Directions for this task
An exact copy of every entry is needed, without any of the pictures.

Material provided
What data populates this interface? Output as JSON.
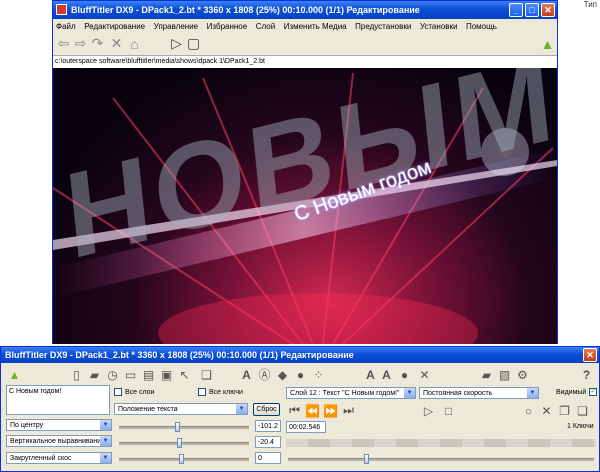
{
  "top_right_label": "Тип",
  "main_window": {
    "title": "BluffTitler DX9 - DPack1_2.bt * 3360 x 1808 (25%) 00:10.000 (1/1) Редактирование",
    "menu": [
      "Файл",
      "Редактирование",
      "Управление",
      "Избранное",
      "Слой",
      "Изменить Медиа",
      "Предустановки",
      "Установки",
      "Помощь"
    ],
    "path": "c:\\outerspace software\\blufftitler\\media\\shows\\dpack 1\\DPack1_2.bt",
    "scene_text": "С Новым годом",
    "scene_big_text": "НОВЫМ"
  },
  "control_panel": {
    "title": "BluffTitler DX9 - DPack1_2.bt * 3360 x 1808 (25%) 00:10.000 (1/1) Редактирование",
    "text_value": "С Новым годом!",
    "all_layers_label": "Все слои",
    "all_keys_label": "Все ключи",
    "layer_selector": "Слой   12  : Текст \"С Новым годом!\"",
    "speed_selector": "Постоянная скорость",
    "visible_label": "Видимый",
    "property_selector": "Положение текста",
    "reset_label": "Сброс",
    "align_center": "По центру",
    "valign": "Вертикальное выравнивание",
    "bevel": "Закругленный скос",
    "value_x": "-101.2",
    "value_y": "-20.4",
    "value_z": "0",
    "time_value": "00:02.546",
    "keys_label": "1 Ключи"
  }
}
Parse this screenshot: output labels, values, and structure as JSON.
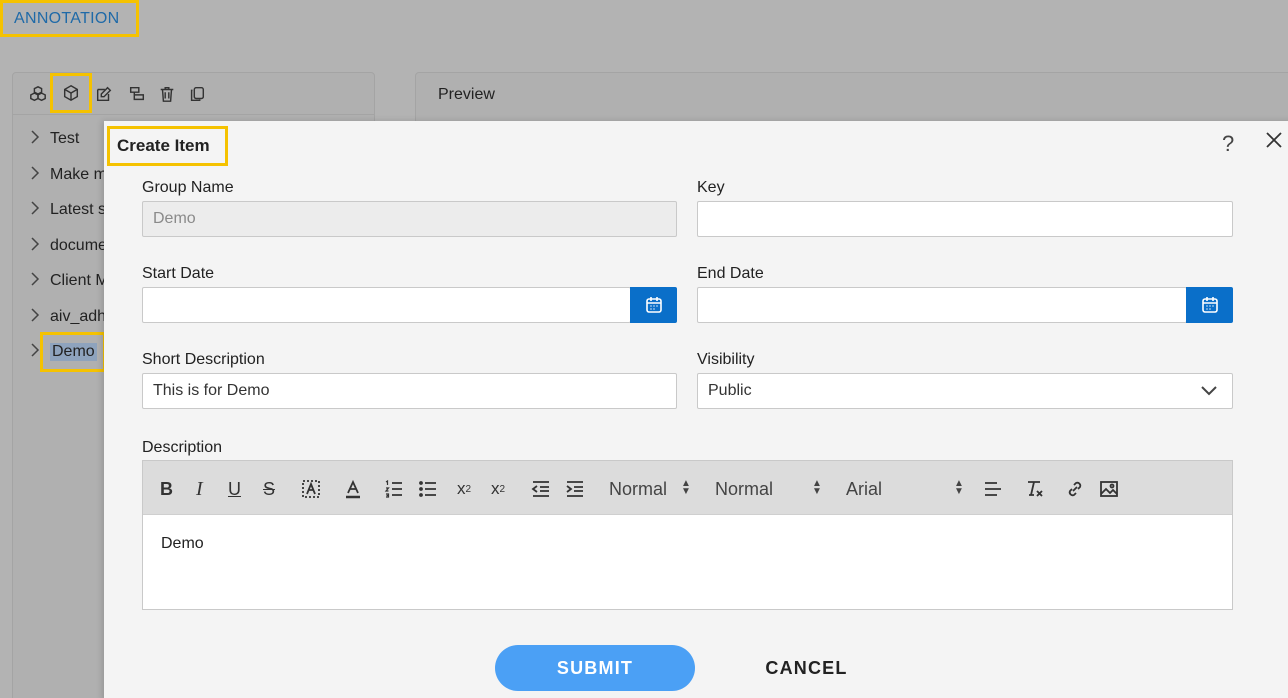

Exercise response
What data populates this interface? Output as JSON.
{
  "top_right_label": "Тип",
  "main_window": {
    "title": "BluffTitler DX9 - DPack1_2.bt * 3360 x 1808 (25%) 00:10.000 (1/1) Редактирование",
    "menu": [
      "Файл",
      "Редактирование",
      "Управление",
      "Избранное",
      "Слой",
      "Изменить Медиа",
      "Предустановки",
      "Установки",
      "Помощь"
    ],
    "path": "c:\\outerspace software\\blufftitler\\media\\shows\\dpack 1\\DPack1_2.bt",
    "scene_text": "С Новым годом",
    "scene_big_text": "НОВЫМ"
  },
  "control_panel": {
    "title": "BluffTitler DX9 - DPack1_2.bt * 3360 x 1808 (25%) 00:10.000 (1/1) Редактирование",
    "text_value": "С Новым годом!",
    "all_layers_label": "Все слои",
    "all_keys_label": "Все ключи",
    "layer_selector": "Слой   12  : Текст \"С Новым годом!\"",
    "speed_selector": "Постоянная скорость",
    "visible_label": "Видимый",
    "property_selector": "Положение текста",
    "reset_label": "Сброс",
    "align_center": "По центру",
    "valign": "Вертикальное выравнивание",
    "bevel": "Закругленный скос",
    "value_x": "-101.2",
    "value_y": "-20.4",
    "value_z": "0",
    "time_value": "00:02.546",
    "keys_label": "1 Ключи"
  }
}
Parse this screenshot: output labels, values, and structure as JSON.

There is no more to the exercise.